King did not immediately respond to a request for comment on her appointment to the commission.

"As we approach the bicentennial of Frederick Douglass’ birth, it is critical that Douglass’ contributions to our nation are recognized and celebrated. Frederick Douglass was the father of the abolitionist movement and left a lasting imprint on American culture,” one of the bill's sponsors, Rep. Andy HarrisAndrew (Andy) Peter HarrisOvernight Defense — Presented by Huntington Ingalls Industries — Trump nominates Shanahan as Pentagon chief | House panel advances bill to block military funds for border wall | Trump defends Bolton despite differences House panel advances bill to block military construction funds for border wall House committee approves 9.8b health, education bill MORE (R-Md.), said in November.

“I commend my colleagues in Congress for their bipartisan and bicameral efforts to pass this legislation, and I am grateful to President Trump for his attention to this important matter," he added.

Trump has been the subject of controversy regarding racial issues, and in December civil rights icon Rep. John LewisJohn LewisPelosi receives John F. Kennedy Profile in Courage Award Schumer calls on McConnell to hold vote on Equality Act House approves anti-LGBT discrimination Equality Act MORE (D-Ga.) refused to attend to opening of the Mississippi Civil Rights Museum due to Trump's attendance.

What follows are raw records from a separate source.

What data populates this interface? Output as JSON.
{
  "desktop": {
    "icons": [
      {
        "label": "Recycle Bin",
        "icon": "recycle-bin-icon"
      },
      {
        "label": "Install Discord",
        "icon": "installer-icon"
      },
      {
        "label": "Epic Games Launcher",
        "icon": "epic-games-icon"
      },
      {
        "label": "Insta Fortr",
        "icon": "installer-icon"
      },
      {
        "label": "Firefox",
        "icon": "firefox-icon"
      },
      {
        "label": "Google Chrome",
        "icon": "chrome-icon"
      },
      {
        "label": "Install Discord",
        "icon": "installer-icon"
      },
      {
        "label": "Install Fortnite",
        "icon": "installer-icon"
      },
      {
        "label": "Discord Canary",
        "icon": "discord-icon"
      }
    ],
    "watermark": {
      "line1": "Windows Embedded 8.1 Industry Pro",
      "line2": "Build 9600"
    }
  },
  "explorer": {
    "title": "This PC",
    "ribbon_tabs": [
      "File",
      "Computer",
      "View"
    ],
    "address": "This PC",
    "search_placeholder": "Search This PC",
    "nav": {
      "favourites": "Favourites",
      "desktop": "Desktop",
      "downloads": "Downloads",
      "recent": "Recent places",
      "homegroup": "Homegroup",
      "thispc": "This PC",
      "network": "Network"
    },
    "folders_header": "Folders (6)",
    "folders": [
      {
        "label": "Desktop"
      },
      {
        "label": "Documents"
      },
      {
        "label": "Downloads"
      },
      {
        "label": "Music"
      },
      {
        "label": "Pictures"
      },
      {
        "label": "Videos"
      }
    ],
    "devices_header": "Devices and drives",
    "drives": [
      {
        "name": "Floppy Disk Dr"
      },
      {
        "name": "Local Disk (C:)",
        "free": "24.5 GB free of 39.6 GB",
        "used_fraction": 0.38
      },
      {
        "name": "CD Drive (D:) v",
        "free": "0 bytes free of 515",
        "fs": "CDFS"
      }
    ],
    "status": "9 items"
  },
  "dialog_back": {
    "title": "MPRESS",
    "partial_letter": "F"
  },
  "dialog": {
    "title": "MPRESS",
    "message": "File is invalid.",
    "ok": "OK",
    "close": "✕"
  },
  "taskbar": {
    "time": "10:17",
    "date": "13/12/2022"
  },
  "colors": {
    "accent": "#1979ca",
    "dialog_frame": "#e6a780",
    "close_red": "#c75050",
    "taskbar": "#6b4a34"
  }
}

“President Trump’s attendance and his hurtful policies are an insult to the people portrayed in this civil rights museum," Lewis said in a joint statement with Rep. Bennie Thompson (D-Miss.) in December.